TASK REQUIREMENTS: Each line below with the word "JSON" needs to be copied.

DATA TO EXAMINE:
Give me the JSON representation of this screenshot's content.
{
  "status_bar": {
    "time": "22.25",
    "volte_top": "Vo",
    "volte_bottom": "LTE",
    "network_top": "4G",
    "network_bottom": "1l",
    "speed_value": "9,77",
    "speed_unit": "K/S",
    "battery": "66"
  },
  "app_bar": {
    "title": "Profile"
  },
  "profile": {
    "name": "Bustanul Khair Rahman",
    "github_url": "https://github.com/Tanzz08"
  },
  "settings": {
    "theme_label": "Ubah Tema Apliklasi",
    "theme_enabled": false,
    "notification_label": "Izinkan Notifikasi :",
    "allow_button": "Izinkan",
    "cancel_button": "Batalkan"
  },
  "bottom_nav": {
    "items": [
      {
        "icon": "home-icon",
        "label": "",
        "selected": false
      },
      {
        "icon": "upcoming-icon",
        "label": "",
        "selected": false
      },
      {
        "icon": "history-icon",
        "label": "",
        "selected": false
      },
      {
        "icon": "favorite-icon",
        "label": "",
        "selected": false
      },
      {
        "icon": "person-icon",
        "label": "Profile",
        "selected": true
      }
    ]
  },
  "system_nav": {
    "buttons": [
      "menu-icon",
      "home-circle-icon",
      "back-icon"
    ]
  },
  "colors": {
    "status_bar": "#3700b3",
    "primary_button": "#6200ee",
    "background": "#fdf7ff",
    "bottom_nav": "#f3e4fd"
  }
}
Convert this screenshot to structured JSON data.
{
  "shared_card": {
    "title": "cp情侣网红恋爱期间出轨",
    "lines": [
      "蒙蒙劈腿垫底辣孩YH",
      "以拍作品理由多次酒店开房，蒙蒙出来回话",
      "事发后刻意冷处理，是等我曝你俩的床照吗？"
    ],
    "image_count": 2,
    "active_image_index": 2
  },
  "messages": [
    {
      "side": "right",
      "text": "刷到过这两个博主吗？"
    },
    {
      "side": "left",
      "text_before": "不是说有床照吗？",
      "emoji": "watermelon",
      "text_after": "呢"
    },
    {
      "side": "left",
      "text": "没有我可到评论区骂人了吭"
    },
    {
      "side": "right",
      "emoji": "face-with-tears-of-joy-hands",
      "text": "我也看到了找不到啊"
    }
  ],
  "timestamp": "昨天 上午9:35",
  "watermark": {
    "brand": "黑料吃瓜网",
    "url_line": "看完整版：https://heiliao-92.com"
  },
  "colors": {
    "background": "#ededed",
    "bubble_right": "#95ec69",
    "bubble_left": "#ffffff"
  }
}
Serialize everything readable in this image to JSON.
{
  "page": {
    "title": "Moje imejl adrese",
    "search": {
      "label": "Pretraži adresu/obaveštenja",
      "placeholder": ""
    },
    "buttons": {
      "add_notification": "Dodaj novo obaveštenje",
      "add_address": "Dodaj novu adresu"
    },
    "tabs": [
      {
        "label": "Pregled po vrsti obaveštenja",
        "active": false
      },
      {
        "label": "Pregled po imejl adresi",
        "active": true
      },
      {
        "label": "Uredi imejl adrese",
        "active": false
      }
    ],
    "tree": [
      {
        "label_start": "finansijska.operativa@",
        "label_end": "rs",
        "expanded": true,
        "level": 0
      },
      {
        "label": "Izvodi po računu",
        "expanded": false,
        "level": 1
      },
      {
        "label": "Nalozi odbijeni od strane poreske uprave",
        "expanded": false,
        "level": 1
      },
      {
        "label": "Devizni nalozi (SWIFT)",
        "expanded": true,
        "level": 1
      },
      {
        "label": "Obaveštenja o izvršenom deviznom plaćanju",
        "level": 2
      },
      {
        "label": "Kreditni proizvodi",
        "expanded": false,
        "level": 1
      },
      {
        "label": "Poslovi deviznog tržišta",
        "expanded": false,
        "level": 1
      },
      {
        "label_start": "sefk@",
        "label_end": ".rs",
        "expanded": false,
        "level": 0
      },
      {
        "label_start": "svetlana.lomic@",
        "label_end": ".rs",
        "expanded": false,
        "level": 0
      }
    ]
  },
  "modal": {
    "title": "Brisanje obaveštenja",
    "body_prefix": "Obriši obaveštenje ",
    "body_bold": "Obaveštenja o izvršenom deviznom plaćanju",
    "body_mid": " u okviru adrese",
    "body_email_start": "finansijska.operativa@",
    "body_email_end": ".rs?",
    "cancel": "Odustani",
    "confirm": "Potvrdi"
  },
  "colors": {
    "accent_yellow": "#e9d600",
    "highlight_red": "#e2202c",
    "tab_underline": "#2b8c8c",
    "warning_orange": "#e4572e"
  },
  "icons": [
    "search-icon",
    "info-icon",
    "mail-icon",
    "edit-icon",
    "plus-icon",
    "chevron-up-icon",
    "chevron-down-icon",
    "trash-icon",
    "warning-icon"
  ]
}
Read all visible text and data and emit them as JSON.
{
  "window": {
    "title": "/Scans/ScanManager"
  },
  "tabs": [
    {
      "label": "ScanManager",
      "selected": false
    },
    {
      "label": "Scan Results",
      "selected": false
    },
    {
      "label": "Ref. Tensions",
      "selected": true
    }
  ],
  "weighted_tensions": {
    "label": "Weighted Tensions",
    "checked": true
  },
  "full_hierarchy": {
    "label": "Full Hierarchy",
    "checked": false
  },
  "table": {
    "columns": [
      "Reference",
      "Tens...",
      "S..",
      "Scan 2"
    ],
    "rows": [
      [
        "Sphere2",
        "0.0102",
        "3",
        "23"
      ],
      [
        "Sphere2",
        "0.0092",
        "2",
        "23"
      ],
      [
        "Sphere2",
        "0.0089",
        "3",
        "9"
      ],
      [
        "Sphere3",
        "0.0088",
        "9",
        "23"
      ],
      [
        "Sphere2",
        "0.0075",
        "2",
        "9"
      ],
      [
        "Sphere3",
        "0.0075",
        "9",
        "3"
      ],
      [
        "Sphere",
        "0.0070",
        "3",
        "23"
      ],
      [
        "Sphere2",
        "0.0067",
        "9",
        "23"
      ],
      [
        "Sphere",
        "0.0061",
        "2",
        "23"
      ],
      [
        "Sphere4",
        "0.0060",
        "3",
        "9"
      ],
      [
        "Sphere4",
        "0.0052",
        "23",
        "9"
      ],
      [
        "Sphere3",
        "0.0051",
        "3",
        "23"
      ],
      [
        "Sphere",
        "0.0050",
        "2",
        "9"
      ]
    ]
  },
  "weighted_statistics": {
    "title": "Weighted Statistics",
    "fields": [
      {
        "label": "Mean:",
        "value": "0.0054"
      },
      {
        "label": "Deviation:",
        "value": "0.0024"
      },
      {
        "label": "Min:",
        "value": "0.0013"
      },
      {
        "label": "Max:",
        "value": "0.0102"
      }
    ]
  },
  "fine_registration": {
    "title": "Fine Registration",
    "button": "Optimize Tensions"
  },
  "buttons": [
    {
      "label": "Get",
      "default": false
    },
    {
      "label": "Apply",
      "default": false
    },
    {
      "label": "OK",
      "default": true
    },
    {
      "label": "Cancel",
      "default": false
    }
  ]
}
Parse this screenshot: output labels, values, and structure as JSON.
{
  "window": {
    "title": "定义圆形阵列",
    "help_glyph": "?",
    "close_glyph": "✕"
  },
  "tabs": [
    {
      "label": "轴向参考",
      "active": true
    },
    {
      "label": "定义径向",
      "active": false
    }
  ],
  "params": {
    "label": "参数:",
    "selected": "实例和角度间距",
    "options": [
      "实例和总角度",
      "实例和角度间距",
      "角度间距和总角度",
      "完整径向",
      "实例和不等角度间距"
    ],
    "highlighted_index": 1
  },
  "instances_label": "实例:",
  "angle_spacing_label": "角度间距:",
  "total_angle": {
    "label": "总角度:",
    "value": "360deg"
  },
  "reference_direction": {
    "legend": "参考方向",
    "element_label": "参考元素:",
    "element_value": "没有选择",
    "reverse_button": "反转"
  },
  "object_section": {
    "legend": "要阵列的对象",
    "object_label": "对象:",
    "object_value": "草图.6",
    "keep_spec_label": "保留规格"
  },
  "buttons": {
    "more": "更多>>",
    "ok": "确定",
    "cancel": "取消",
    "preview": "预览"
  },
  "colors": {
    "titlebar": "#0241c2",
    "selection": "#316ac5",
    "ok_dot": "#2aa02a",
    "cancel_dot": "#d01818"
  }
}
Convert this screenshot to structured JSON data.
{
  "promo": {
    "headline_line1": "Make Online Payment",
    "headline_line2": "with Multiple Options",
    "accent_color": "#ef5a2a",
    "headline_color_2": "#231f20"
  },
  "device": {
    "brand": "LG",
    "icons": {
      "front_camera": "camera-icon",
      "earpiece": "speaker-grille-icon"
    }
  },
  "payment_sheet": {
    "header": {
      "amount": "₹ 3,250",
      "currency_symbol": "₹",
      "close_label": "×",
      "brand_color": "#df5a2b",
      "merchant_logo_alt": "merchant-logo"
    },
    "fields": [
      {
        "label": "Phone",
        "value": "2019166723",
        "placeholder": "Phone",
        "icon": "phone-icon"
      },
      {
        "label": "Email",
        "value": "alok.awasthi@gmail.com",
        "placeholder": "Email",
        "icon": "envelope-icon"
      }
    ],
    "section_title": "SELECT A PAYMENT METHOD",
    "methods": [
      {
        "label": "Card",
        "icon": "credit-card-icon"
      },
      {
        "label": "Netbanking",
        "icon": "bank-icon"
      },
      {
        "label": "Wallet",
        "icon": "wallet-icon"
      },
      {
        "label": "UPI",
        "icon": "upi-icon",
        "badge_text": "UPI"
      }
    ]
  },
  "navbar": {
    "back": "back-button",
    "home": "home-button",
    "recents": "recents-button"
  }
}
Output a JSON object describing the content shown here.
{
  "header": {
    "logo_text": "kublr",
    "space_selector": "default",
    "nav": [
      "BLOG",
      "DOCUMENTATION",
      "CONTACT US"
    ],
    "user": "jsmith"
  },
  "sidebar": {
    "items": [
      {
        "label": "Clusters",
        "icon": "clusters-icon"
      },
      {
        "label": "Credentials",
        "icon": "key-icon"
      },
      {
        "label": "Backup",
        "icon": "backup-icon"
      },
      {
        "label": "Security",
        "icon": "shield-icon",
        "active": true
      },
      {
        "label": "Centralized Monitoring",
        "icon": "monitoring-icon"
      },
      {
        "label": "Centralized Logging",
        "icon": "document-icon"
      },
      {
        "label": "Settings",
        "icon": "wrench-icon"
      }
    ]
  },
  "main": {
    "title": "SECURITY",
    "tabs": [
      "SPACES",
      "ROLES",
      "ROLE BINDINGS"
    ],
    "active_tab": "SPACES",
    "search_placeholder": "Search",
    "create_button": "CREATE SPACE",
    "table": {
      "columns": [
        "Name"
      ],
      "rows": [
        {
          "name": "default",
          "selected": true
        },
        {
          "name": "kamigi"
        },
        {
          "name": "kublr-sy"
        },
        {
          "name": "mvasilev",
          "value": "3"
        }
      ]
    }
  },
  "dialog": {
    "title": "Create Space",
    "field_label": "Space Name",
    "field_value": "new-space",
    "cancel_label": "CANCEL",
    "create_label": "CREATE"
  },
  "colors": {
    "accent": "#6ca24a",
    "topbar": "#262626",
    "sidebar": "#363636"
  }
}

RESPONSE TO THE EXERCISE:
Give me the JSON representation of this screenshot's content.
Convert this screenshot to structured JSON data.
Serialize everything readable in this image to JSON.
Read all visible text and data and emit them as JSON.
Parse this screenshot: output labels, values, and structure as JSON.
Convert this screenshot to structured JSON data.
Output a JSON object describing the content shown here.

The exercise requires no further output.